Despite Iranian blusters against Israel, Iran is not stupid to “nuke” Jerusalem if they did have the weapons as we are told by a pro-Zionist captured media, for if they did, they would also destroy some very holy Islamic sites in Al Quds and induce the wrath of the whole Umma and invite the Samsun retaliatory option from Israel. It just doesn’t add up. The propaganda against Iran is sadly widespread, and most of it is complete garbage. Iran can be a natural ally, having a highly organised and complex democratic system of voting and a young, highly educated and innovative workforce, however, it demands respect. And the US empire prefers to deal with hopeless puppets like the House of Saud, who don’t even understand what ‘respect’ is. Like Putin said, America doesn’t want allies, they just need vassals. And that will ultimately be the undoing of the US empire.
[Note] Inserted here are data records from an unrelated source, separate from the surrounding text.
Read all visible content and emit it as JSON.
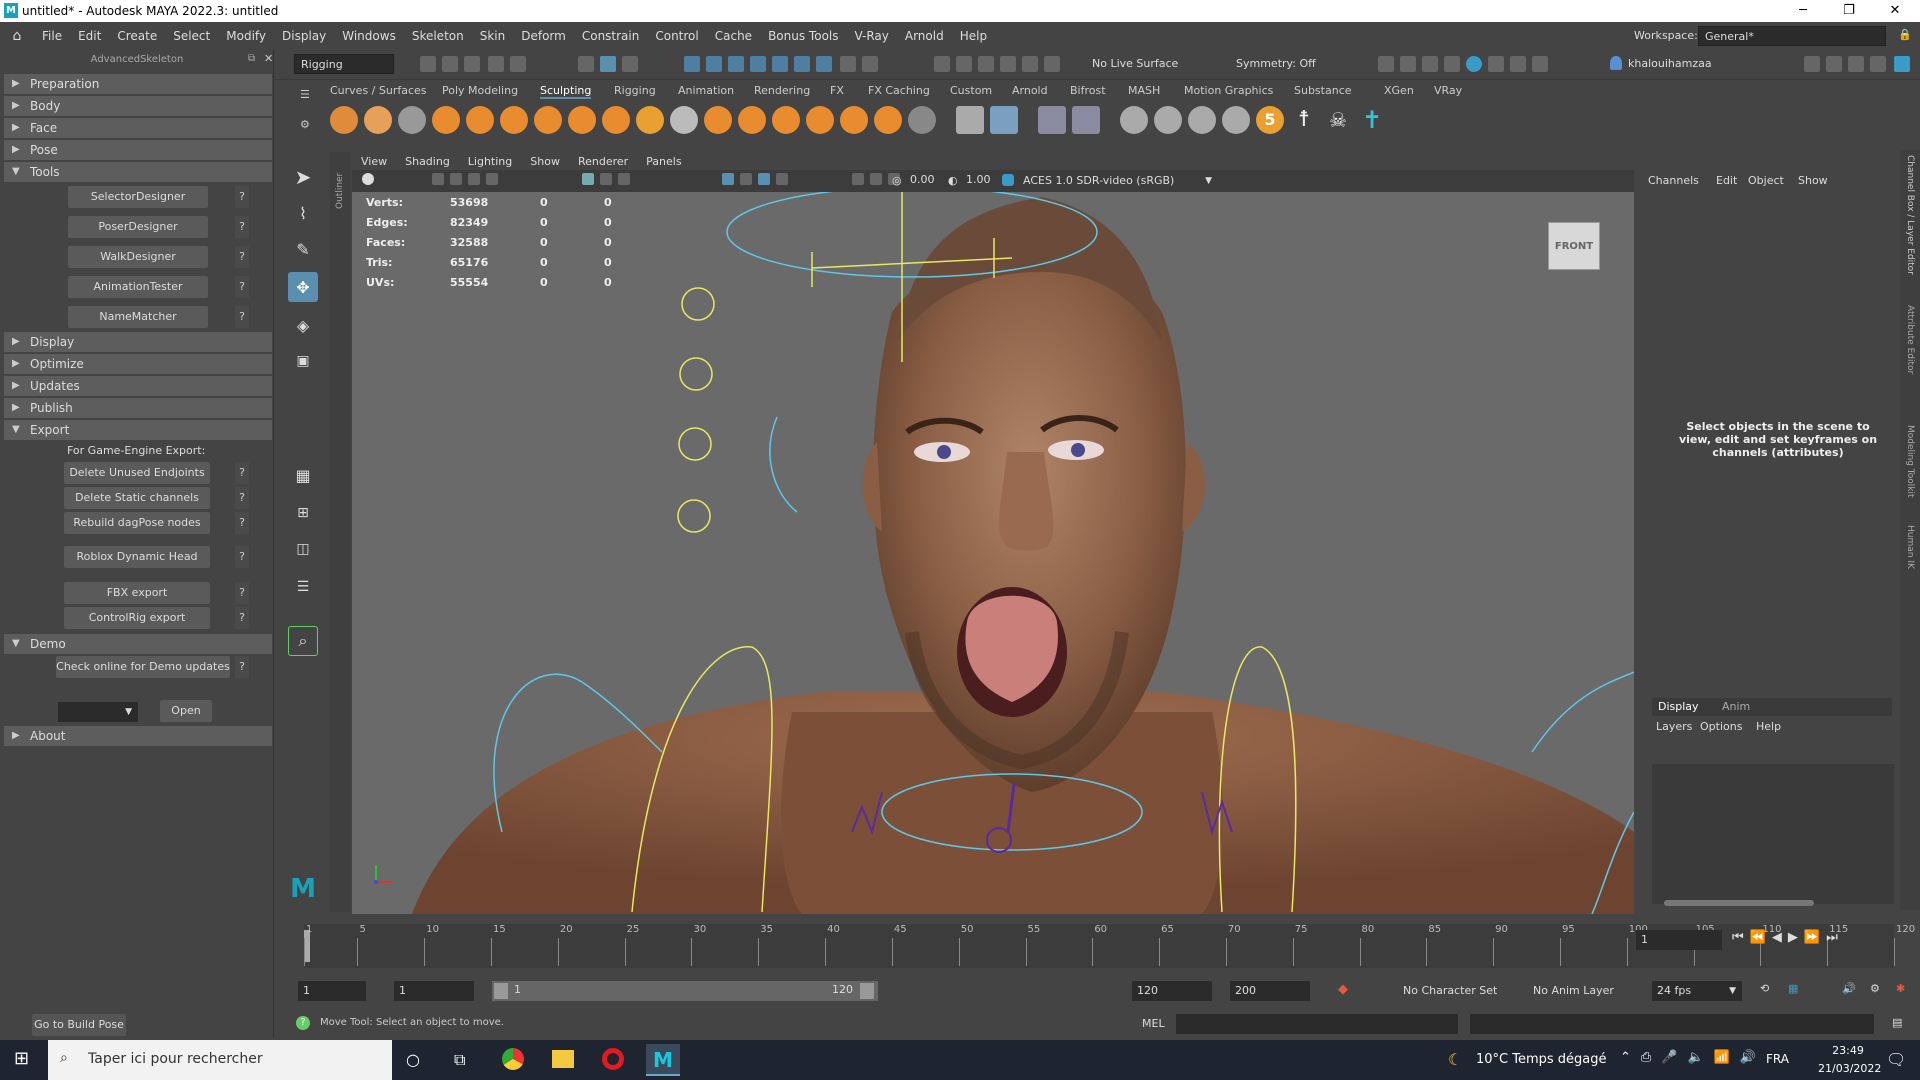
{
  "window": {
    "title": "untitled* - Autodesk MAYA 2022.3: untitled",
    "logo": "M"
  },
  "window_controls": {
    "minimize": "─",
    "restore": "❐",
    "close": "✕"
  },
  "menu": [
    "File",
    "Edit",
    "Create",
    "Select",
    "Modify",
    "Display",
    "Windows",
    "Skeleton",
    "Skin",
    "Deform",
    "Constrain",
    "Control",
    "Cache",
    "Bonus Tools",
    "V-Ray",
    "Arnold",
    "Help"
  ],
  "workspace": {
    "label": "Workspace:",
    "value": "General*"
  },
  "toolbar": {
    "menuset": "Rigging",
    "live_surface": "No Live Surface",
    "symmetry": "Symmetry: Off",
    "user": "khalouihamzaa"
  },
  "left_panel": {
    "title": "AdvancedSkeleton",
    "sections_top": [
      "Preparation",
      "Body",
      "Face",
      "Pose"
    ],
    "tools_label": "Tools",
    "tools_buttons": [
      "SelectorDesigner",
      "PoserDesigner",
      "WalkDesigner",
      "AnimationTester",
      "NameMatcher"
    ],
    "sections_mid": [
      "Display",
      "Optimize",
      "Updates",
      "Publish"
    ],
    "export_label": "Export",
    "export_caption": "For Game-Engine Export:",
    "export_buttons": [
      "Delete Unused Endjoints",
      "Delete Static channels",
      "Rebuild dagPose nodes",
      "Roblox Dynamic Head",
      "FBX export",
      "ControlRig export"
    ],
    "demo_label": "Demo",
    "demo_button": "Check online for Demo updates",
    "open_button": "Open",
    "about_label": "About",
    "help": "?",
    "build_pose": "Go to Build Pose"
  },
  "shelf_tabs": [
    "Curves / Surfaces",
    "Poly Modeling",
    "Sculpting",
    "Rigging",
    "Animation",
    "Rendering",
    "FX",
    "FX Caching",
    "Custom",
    "Arnold",
    "Bifrost",
    "MASH",
    "Motion Graphics",
    "Substance",
    "XGen",
    "VRay"
  ],
  "shelf_active": "Sculpting",
  "viewport": {
    "menu": [
      "View",
      "Shading",
      "Lighting",
      "Show",
      "Renderer",
      "Panels"
    ],
    "exposure": "0.00",
    "gamma": "1.00",
    "colorspace": "ACES 1.0 SDR-video (sRGB)",
    "cube_label": "FRONT",
    "stats": [
      {
        "label": "Verts:",
        "a": "53698",
        "b": "0",
        "c": "0"
      },
      {
        "label": "Edges:",
        "a": "82349",
        "b": "0",
        "c": "0"
      },
      {
        "label": "Faces:",
        "a": "32588",
        "b": "0",
        "c": "0"
      },
      {
        "label": "Tris:",
        "a": "65176",
        "b": "0",
        "c": "0"
      },
      {
        "label": "UVs:",
        "a": "55554",
        "b": "0",
        "c": "0"
      }
    ]
  },
  "outliner_label": "Outliner",
  "channel_box": {
    "menu": [
      "Channels",
      "Edit",
      "Object",
      "Show"
    ],
    "message": "Select objects in the scene to view, edit and set keyframes on channels (attributes)"
  },
  "layer_editor": {
    "tabs": [
      "Display",
      "Anim"
    ],
    "menu": [
      "Layers",
      "Options",
      "Help"
    ]
  },
  "side_tabs": [
    "Channel Box / Layer Editor",
    "Attribute Editor",
    "Modeling Toolkit",
    "Human IK"
  ],
  "timeline": {
    "ticks": [
      "1",
      "5",
      "10",
      "15",
      "20",
      "25",
      "30",
      "35",
      "40",
      "45",
      "50",
      "55",
      "60",
      "65",
      "70",
      "75",
      "80",
      "85",
      "90",
      "95",
      "100",
      "105",
      "110",
      "115",
      "120"
    ],
    "current_frame": "1"
  },
  "range": {
    "start": "1",
    "start2": "1",
    "slider_start": "1",
    "slider_end": "120",
    "end": "120",
    "end2": "200",
    "character_set": "No Character Set",
    "anim_layer": "No Anim Layer",
    "fps": "24 fps"
  },
  "status": {
    "help_line": "Move Tool: Select an object to move.",
    "mel": "MEL"
  },
  "taskbar": {
    "search": "Taper ici pour rechercher",
    "weather": "10°C  Temps dégagé",
    "lang": "FRA",
    "time": "23:49",
    "date": "21/03/2022"
  }
}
Iran is the protector of Shia Muslims through-out the Middle East, and until Israel, Saudi Arabia and America recognize to coexist with the Shia, which they regard as not only heretical but a threat to be quashed and undeserving of respect, they will continue on the war path. Iran in the meanwhile has the capacity to respond to any aggression and the intellectual capacity to develop capable deterrence to defend its place in the Middle East, a place that has outlived Saudi Arabia, Israel and America as modern nation-states.